KUALA LUMPUR, March 8 — The Home Ministry made the controversial decision to ban the Ultraman the Ultra Power comic book as it was unable to locate both its publisher and printer, according to an official.
Hashimah Nik Jaafar, the secretary of ministry’s Publication and Quranic Texts Control Division, said it was customary to approach the publishers over breaches of the Printing Presses and Publications Act 1984 (PPPA) before a decision is made to implement a ban.
“They can represent themselves and give us explanation, clarify to us before we proceed with the next level. They are always given a chance,” she told The Malay Mail Online when contacted yesterday.
Remedial action includes retracting the material and reprinting new copies with amendments.
“In this case, we can’t even find the publisher and printer,” she said of Ultraman the Ultra Power that was banned recently.
Hashimah told The Malay Mail Online yesterday that the ministry’s enforcement officers had stumbled upon copies of the Ultraman book in a bookshop prior to the ban.
A ministry source provided The Malay Mail Online with a photograph of the back cover of the banned Ultraman book, which bore only the address of publisher Resign Publications. No contact information whatsoever was also included for the printer Network Printers.
A visit by The Malay Mail Online to Jalan Brunei Utara in the Pudu area shown as the site of Resign Publication’s office failed to locate the lot 78 listed as its address.
A 67-year-old retiree who only wanted to be identified as Mr Wong told The Malay Mail Online yesterday that he has never seen a No. 78 shoplot.
“This is the end of the row, No. 56,” said the Pudu resident of over 40 years as he sat in the corner coffeeshop bearing the same unit number at the edge of Jalan Brunei Utara.
The Malay Mail Online’s checks on the Internet, phone directory site Yellow Pages and the Companies Commission of Malaysia’s (SSM) online database similarly failed to produce any trace of either Resign Publications or Network Printers.
According to Hashimah, the ministry can easily trace publishers who have obtained printing permits, noting that this was not the first time companies without permits used false addresses.
For now, she said the Home Ministry has reached the end of the road as no action can be taken on the unidentified publisher and printer.
The only option left is to confiscate copies of the Ultraman book that are still in bookstores, she added.
“We have already informed our enforcement officers all over the country to make sure the particular book that we banned is not on sale.”

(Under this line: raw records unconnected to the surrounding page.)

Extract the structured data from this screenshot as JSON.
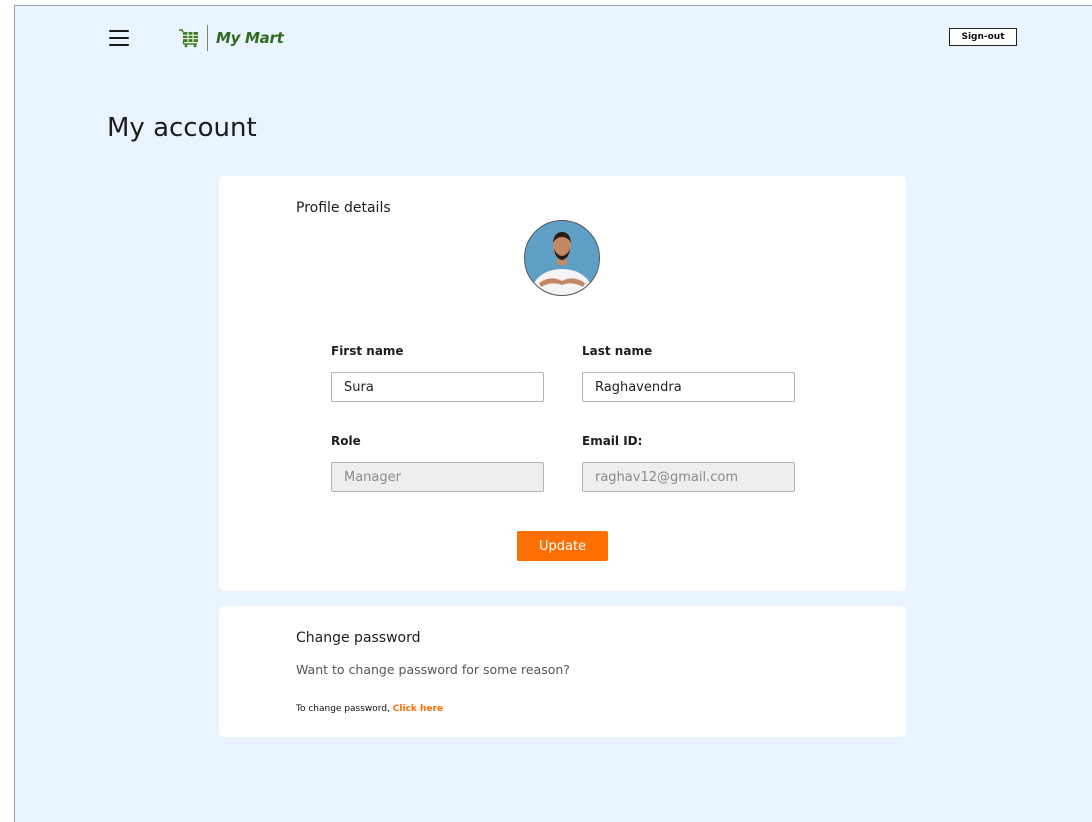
{
  "header": {
    "brand_name": "My Mart",
    "signout_label": "Sign-out",
    "icons": {
      "menu": "hamburger-icon",
      "logo": "shopping-cart-icon"
    },
    "colors": {
      "brand": "#2e6b1f"
    }
  },
  "page": {
    "title": "My account"
  },
  "profile": {
    "title": "Profile details",
    "avatar": "profile-photo",
    "fields": {
      "first_name": {
        "label": "First name",
        "value": "Sura"
      },
      "last_name": {
        "label": "Last name",
        "value": "Raghavendra"
      },
      "role": {
        "label": "Role",
        "value": "Manager"
      },
      "email": {
        "label": "Email ID:",
        "value": "raghav12@gmail.com"
      }
    },
    "update_label": "Update"
  },
  "password": {
    "title": "Change password",
    "description": "Want to change password for some reason?",
    "prompt": "To change password,",
    "link_label": "Click here"
  },
  "colors": {
    "accent": "#fd6f03",
    "background": "#eaf4fe",
    "card": "#ffffff"
  }
}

On Thursday, the Home Ministry announced a ban that took effect on February 18 against the Malay-language version of Ultraman the Ultra Power, which was found to have breached Section 7 (1) of the PPPA.
Those found guilty of printing, publishing, selling or distributing - among other things - the banned publication will face a maximum jail term of three years or a RM20,000 fine or both.
Yesterday, the Home Ministry said in a statement that the use of “Allah” - the Arabic word for God - to describe the fictional character “Ultraman King” would confuse Muslims and weaken their faith, besides “alarming public opinion”.
It said it considered the ban necessary to prevent a threat to public order as “Allah” was a “sensitive” term whose misuse could provoke Muslims.
But civil liberties lawyer Syahredzan Johan yesterday said banning the Ultraman book was unreasonable and unjustified, pointing out the ministry did not clearly demonstrate the risk to public order.
Syahredzan told The Malay Mail Online that this case involved the exercise of the constitutionally guaranteed freedom of speech, which can only be limited if it is shown as possibly harming public order.
Even so, the action taken by the ministry should be proportionate to the offensive portion, he said.
“If you don’t want to cause confusion or it may cause public disorder, the proportionate thing is to call the publisher in, to ask the publisher to rectify, not to ban the book completely,” he said, saying that the Ultraman book was simply a case of “bad translation”.
Ultraman is a fictional Japanese superhero who fights Kaiju (monsters), and first appeared on television in the 1960s.
It later gained popularity worldwide, including in Malaysia, leading to localised versions of the TV series and comic books.